Exercise brief | Scan the entries for lines with the word "data" and copy those lines.

Entries shown |
--------

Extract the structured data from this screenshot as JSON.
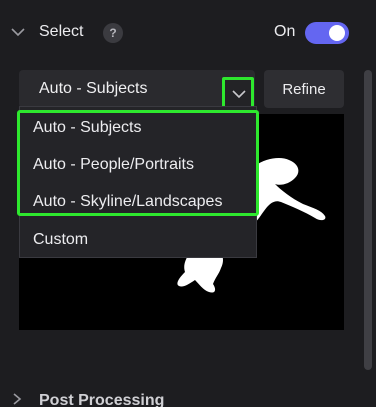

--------

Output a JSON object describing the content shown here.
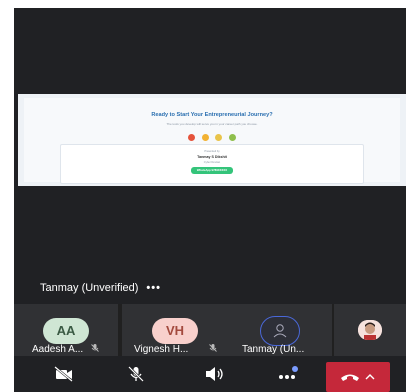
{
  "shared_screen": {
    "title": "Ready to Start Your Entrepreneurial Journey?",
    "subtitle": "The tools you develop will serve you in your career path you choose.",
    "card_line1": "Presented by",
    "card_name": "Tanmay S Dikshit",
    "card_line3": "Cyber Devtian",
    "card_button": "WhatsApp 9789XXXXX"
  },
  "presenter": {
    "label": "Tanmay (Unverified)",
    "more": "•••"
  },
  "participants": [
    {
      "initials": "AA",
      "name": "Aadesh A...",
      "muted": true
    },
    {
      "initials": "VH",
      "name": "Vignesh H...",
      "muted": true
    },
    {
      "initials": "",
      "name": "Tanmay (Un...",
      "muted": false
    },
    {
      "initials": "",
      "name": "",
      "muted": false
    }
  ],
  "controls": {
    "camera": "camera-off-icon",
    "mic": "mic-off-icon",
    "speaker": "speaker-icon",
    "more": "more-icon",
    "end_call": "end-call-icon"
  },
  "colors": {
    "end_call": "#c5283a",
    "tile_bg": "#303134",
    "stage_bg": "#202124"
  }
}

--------

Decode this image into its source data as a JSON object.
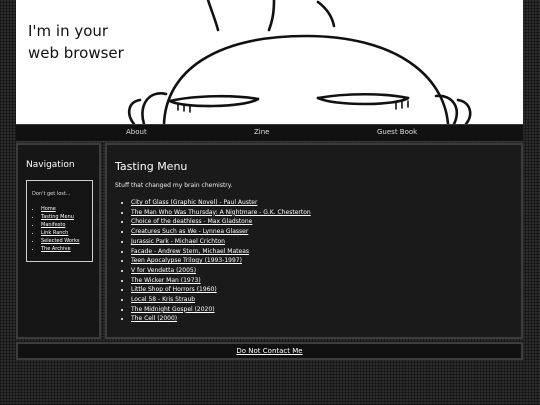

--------

Your solution |
Extract the structured data from this screenshot as JSON.
Decode this image into its source data as a JSON object.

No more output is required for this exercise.